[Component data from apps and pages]
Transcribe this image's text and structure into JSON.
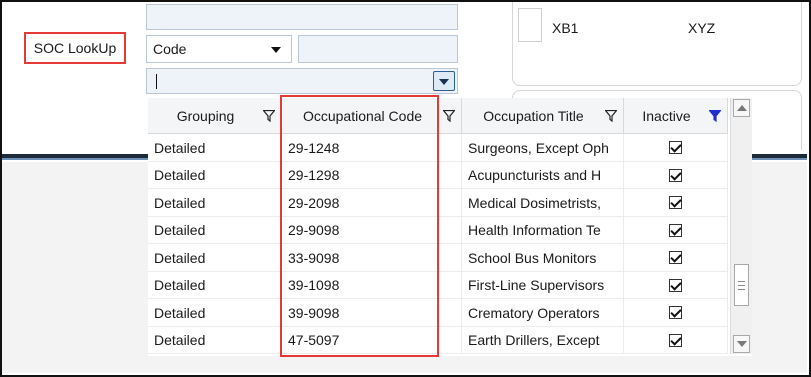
{
  "soc_lookup": {
    "label": "SOC LookUp"
  },
  "search": {
    "field": "Code",
    "value": ""
  },
  "right_panel": {
    "item1": "XB1",
    "item2": "XYZ"
  },
  "grid": {
    "columns": [
      "Grouping",
      "Occupational Code",
      "Occupation Title",
      "Inactive"
    ],
    "rows": [
      {
        "grouping": "Detailed",
        "code": "29-1248",
        "title": "Surgeons, Except Oph",
        "inactive": true
      },
      {
        "grouping": "Detailed",
        "code": "29-1298",
        "title": "Acupuncturists and H",
        "inactive": true
      },
      {
        "grouping": "Detailed",
        "code": "29-2098",
        "title": "Medical Dosimetrists,",
        "inactive": true
      },
      {
        "grouping": "Detailed",
        "code": "29-9098",
        "title": "Health Information Te",
        "inactive": true
      },
      {
        "grouping": "Detailed",
        "code": "33-9098",
        "title": "School Bus Monitors",
        "inactive": true
      },
      {
        "grouping": "Detailed",
        "code": "39-1098",
        "title": "First-Line Supervisors",
        "inactive": true
      },
      {
        "grouping": "Detailed",
        "code": "39-9098",
        "title": "Crematory Operators",
        "inactive": true
      },
      {
        "grouping": "Detailed",
        "code": "47-5097",
        "title": "Earth Drillers, Except",
        "inactive": true
      }
    ]
  },
  "colors": {
    "highlight": "#e53935",
    "active_filter": "#1f2fd1",
    "divider": "#1d2a3a"
  }
}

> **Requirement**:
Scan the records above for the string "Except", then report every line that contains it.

> **Written solution**:
        "title": "Surgeons, Except Oph",
        "title": "Earth Drillers, Except",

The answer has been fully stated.